● REQUIRED ACTION
Return every line of the data exactly as it appears.

╭─ MATERIAL FOR THIS EXERCISE

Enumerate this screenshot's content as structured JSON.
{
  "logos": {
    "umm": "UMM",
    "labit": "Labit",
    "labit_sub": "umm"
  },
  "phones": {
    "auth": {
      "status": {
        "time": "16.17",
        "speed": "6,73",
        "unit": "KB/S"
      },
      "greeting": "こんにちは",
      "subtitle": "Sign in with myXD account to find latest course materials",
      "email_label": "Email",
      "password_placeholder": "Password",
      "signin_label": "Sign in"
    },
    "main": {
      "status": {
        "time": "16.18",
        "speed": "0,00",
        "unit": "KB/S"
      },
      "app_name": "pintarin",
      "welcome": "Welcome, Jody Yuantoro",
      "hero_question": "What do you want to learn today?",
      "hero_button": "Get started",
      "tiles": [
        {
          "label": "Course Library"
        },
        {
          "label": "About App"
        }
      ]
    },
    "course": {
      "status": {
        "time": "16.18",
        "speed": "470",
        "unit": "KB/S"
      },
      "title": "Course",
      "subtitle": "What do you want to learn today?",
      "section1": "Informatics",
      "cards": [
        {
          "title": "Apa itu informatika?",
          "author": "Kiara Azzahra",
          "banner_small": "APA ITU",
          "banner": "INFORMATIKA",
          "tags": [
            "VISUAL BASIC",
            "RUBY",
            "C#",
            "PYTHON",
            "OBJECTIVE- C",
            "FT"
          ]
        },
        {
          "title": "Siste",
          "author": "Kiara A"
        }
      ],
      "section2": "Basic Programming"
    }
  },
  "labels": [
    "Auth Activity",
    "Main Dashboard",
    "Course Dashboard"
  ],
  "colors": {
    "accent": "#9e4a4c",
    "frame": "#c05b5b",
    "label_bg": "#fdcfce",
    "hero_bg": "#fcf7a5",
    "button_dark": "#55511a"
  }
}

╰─

● WRITTEN SOLUTION
Enumerate this screenshot's content as structured JSON.
{
  "logos": {
    "umm": "UMM",
    "labit": "Labit",
    "labit_sub": "umm"
  },
  "phones": {
    "auth": {
      "status": {
        "time": "16.17",
        "speed": "6,73",
        "unit": "KB/S"
      },
      "greeting": "こんにちは",
      "subtitle": "Sign in with myXD account to find latest course materials",
      "email_label": "Email",
      "password_placeholder": "Password",
      "signin_label": "Sign in"
    },
    "main": {
      "status": {
        "time": "16.18",
        "speed": "0,00",
        "unit": "KB/S"
      },
      "app_name": "pintarin",
      "welcome": "Welcome, Jody Yuantoro",
      "hero_question": "What do you want to learn today?",
      "hero_button": "Get started",
      "tiles": [
        {
          "label": "Course Library"
        },
        {
          "label": "About App"
        }
      ]
    },
    "course": {
      "status": {
        "time": "16.18",
        "speed": "470",
        "unit": "KB/S"
      },
      "title": "Course",
      "subtitle": "What do you want to learn today?",
      "section1": "Informatics",
      "cards": [
        {
          "title": "Apa itu informatika?",
          "author": "Kiara Azzahra",
          "banner_small": "APA ITU",
          "banner": "INFORMATIKA",
          "tags": [
            "VISUAL BASIC",
            "RUBY",
            "C#",
            "PYTHON",
            "OBJECTIVE- C",
            "FT"
          ]
        },
        {
          "title": "Siste",
          "author": "Kiara A"
        }
      ],
      "section2": "Basic Programming"
    }
  },
  "labels": [
    "Auth Activity",
    "Main Dashboard",
    "Course Dashboard"
  ],
  "colors": {
    "accent": "#9e4a4c",
    "frame": "#c05b5b",
    "label_bg": "#fdcfce",
    "hero_bg": "#fcf7a5",
    "button_dark": "#55511a"
  }
}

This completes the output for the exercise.